(c) 2019 Justin Bois. With the exception of pasted graphics, where the source is noted, this work is licensed under a Creative Commons Attribution License CC-BY 4.0. All code contained herein is licensed under an MIT license.
This lesson was generated from a Jupyter notebook. You can download the notebook here.
As you probably noticed during the previous two lessons, there are often a lot of small operations that are sometimes necessary before you can even extract the useful data from the image! Rather than writing out each step whenever you want to process an image, you should write a boilerplate function that can be used to segment any phase contrast image of bacteria. Your function should execute the following steps.
- Correct for "hot" or "bad" pixels in an image.
- Correct for uneven illumination.
- Perform a thresholding operation.
- Remove bacteria or objects near/touching the image border.
- Remove objects that are too large (or too small) to be bacteria. Think carefully! For multipurpose function, would you always want the same area cutoff?
- Remove improperly segmented cells.
- Return a labeled segmentation mask.
A set of discrete operations like this is called a pipeline. It is usefull to think of image processing, or data processing for that matter, as a pipeline consisting of successive steps. This helps codify how you are extracting conclusions from your data and improves reproducibility.
After putting your pipeline into a function, run the pipeline on both the Bacillus subtilis Lesson 35 and the E. coli Lesson 36 image sets. Does your function work well in both cases? Note that in both of these image sets, the interpixel distance is 0.0626 µm per pixel.

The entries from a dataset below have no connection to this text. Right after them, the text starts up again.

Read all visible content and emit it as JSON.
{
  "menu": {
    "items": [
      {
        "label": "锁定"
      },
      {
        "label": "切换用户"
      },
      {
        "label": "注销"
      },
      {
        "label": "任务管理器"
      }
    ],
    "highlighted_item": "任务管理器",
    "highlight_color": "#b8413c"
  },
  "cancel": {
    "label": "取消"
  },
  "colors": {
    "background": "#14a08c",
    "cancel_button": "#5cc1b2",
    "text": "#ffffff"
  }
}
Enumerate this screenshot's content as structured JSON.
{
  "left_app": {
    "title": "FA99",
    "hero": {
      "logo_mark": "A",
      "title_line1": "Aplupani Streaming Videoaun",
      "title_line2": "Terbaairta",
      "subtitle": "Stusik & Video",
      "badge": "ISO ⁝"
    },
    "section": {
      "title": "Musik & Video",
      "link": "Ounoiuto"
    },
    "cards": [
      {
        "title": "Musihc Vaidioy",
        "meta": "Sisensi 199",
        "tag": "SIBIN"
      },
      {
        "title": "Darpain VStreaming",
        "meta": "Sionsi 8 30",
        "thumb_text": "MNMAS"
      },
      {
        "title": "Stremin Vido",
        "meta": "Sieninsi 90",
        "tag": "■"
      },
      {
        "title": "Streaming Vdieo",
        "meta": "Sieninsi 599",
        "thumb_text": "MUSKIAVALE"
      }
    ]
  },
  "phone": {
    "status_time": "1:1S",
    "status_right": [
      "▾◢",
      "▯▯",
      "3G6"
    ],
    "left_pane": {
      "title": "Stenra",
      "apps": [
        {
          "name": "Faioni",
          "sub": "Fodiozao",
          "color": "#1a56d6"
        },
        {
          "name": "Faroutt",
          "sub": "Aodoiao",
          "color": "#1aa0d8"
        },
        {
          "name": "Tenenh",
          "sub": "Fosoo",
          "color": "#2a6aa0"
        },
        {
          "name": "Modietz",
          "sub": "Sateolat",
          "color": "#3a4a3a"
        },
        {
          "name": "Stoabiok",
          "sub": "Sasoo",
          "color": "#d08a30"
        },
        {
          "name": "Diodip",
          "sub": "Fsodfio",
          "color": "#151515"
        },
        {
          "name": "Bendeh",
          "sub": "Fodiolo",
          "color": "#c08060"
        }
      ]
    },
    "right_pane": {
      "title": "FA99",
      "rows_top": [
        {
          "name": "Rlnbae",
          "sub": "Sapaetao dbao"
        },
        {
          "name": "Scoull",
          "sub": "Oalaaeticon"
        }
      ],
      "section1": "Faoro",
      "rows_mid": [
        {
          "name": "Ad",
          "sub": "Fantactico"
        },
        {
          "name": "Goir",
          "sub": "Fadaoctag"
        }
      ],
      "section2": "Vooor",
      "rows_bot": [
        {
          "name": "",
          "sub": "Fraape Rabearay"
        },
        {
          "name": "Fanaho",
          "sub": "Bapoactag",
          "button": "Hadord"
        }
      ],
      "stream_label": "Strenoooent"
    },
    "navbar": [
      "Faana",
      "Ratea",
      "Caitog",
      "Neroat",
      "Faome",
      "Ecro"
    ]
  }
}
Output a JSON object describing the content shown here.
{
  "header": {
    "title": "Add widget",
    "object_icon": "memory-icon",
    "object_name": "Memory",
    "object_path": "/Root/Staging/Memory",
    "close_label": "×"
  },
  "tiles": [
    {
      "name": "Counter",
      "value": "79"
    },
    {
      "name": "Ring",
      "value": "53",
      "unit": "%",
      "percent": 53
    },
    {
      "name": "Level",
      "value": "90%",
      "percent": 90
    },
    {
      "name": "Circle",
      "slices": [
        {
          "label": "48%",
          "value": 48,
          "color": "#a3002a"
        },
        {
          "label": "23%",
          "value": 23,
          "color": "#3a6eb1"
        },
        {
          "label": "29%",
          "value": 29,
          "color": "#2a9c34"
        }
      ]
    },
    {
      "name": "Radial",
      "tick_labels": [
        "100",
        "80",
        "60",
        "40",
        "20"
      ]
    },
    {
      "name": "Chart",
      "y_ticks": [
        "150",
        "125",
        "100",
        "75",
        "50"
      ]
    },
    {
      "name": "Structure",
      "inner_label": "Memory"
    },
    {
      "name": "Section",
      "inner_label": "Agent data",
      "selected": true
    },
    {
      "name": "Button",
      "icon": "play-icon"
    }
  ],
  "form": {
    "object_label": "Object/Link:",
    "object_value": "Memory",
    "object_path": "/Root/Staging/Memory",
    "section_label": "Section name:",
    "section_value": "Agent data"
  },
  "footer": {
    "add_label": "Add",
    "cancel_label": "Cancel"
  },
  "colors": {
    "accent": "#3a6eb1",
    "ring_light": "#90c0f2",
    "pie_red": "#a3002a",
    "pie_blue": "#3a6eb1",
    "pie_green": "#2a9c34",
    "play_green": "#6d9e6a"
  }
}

%load_ext watermark %watermark -v -p jupyterlab
CPython 3.7.3 IPython 7.1.1 jupyterlab 0.35.5